[[ RECORDS PROVIDED open ]]
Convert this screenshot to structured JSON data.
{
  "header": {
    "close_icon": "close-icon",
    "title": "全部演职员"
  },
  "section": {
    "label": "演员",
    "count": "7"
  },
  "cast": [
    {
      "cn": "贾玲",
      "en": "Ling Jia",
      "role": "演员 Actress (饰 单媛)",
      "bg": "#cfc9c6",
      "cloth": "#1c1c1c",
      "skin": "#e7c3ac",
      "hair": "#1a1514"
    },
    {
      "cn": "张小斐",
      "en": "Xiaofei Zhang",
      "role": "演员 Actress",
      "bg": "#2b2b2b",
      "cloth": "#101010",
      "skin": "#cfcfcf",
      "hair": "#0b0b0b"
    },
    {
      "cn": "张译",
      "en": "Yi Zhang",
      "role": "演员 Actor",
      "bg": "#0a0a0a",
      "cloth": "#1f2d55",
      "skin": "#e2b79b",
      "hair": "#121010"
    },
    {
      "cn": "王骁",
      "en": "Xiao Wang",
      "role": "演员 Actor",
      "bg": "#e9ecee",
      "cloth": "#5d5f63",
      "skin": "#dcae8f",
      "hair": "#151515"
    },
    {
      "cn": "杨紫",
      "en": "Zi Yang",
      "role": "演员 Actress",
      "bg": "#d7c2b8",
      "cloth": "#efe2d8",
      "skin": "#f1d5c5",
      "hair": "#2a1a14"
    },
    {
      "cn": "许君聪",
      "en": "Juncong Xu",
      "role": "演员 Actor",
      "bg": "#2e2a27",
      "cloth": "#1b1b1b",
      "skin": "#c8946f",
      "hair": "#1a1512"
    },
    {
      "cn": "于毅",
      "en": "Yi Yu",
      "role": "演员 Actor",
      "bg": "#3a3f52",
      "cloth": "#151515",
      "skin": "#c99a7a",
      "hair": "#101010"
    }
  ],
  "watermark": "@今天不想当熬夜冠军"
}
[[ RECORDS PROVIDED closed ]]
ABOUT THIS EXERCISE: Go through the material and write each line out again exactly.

ANSWER SECTION:
Convert this screenshot to structured JSON data.
{
  "header": {
    "close_icon": "close-icon",
    "title": "全部演职员"
  },
  "section": {
    "label": "演员",
    "count": "7"
  },
  "cast": [
    {
      "cn": "贾玲",
      "en": "Ling Jia",
      "role": "演员 Actress (饰 单媛)",
      "bg": "#cfc9c6",
      "cloth": "#1c1c1c",
      "skin": "#e7c3ac",
      "hair": "#1a1514"
    },
    {
      "cn": "张小斐",
      "en": "Xiaofei Zhang",
      "role": "演员 Actress",
      "bg": "#2b2b2b",
      "cloth": "#101010",
      "skin": "#cfcfcf",
      "hair": "#0b0b0b"
    },
    {
      "cn": "张译",
      "en": "Yi Zhang",
      "role": "演员 Actor",
      "bg": "#0a0a0a",
      "cloth": "#1f2d55",
      "skin": "#e2b79b",
      "hair": "#121010"
    },
    {
      "cn": "王骁",
      "en": "Xiao Wang",
      "role": "演员 Actor",
      "bg": "#e9ecee",
      "cloth": "#5d5f63",
      "skin": "#dcae8f",
      "hair": "#151515"
    },
    {
      "cn": "杨紫",
      "en": "Zi Yang",
      "role": "演员 Actress",
      "bg": "#d7c2b8",
      "cloth": "#efe2d8",
      "skin": "#f1d5c5",
      "hair": "#2a1a14"
    },
    {
      "cn": "许君聪",
      "en": "Juncong Xu",
      "role": "演员 Actor",
      "bg": "#2e2a27",
      "cloth": "#1b1b1b",
      "skin": "#c8946f",
      "hair": "#1a1512"
    },
    {
      "cn": "于毅",
      "en": "Yi Yu",
      "role": "演员 Actor",
      "bg": "#3a3f52",
      "cloth": "#151515",
      "skin": "#c99a7a",
      "hair": "#101010"
    }
  ],
  "watermark": "@今天不想当熬夜冠军"
}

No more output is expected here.